“I think the colour gold attracts a lot of people,” Jenny chimed in. “He’ll be sitting there and say ‘Oh my, look at the people standing there having a look. They walk this side, then that side.’ We’ve even had people come to the door and want to know all about it. On top of that, on the way across from Perth we even had one lady ask if she could take a photo so she and her husband could send it home and show everyone what they’d just bought!”
Len and Jenny are currently heading north and are booked in for an eight-month house sitting job on the Gold Coast, complete with coach parking.
“We’re having a sign or plaque made up for the side of the bus and we’re going to christen it Rusteloos. It’s a Dutch/Afrikaans word that in English means Restless,” Len said.
“Jenny’s Grandmother used to call us Restless Children. We were never home at Christmas, never home for holidays, because we were caravanning. Caravanning was our life. So that’s what it’s going to be called.”
You can meet and follow the slowly unfolding adventures of these two restless road kids through their newly created Facebook page, Williams Backyard (embed link into name please http://www.facebook.com/pages/Williams-backyard/121603141355530).
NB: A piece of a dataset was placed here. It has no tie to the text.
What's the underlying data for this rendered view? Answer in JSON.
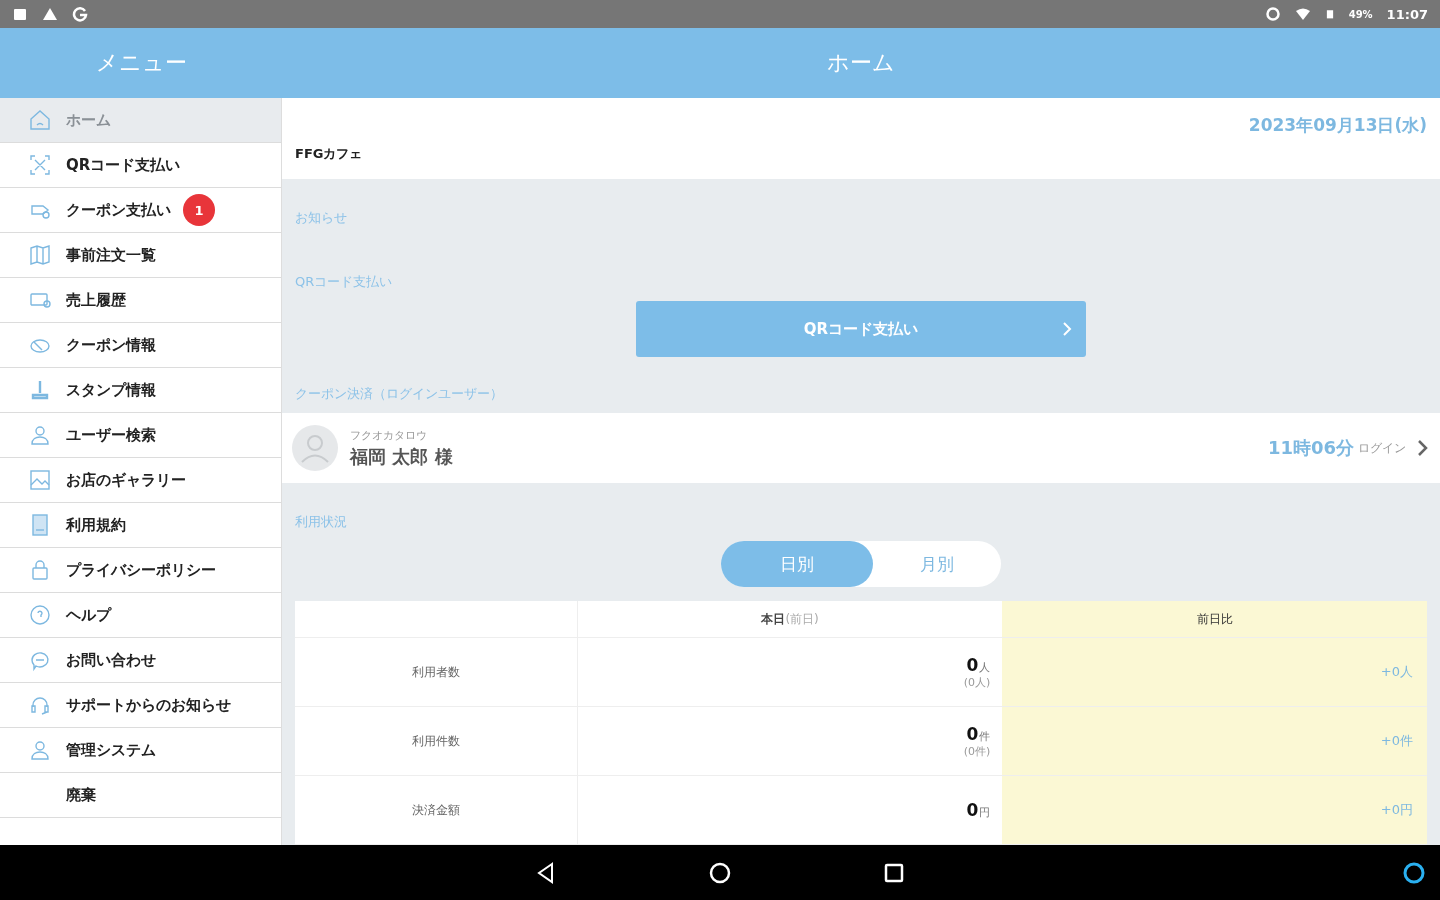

I wish Len and Jenny all the very best with their travels and look forward to hearing more from them further ‘up the road.’ Somehow, I know I’m going to...
For the full article download Issue 21 of iMotorhome eMagazine by clicking on the link below.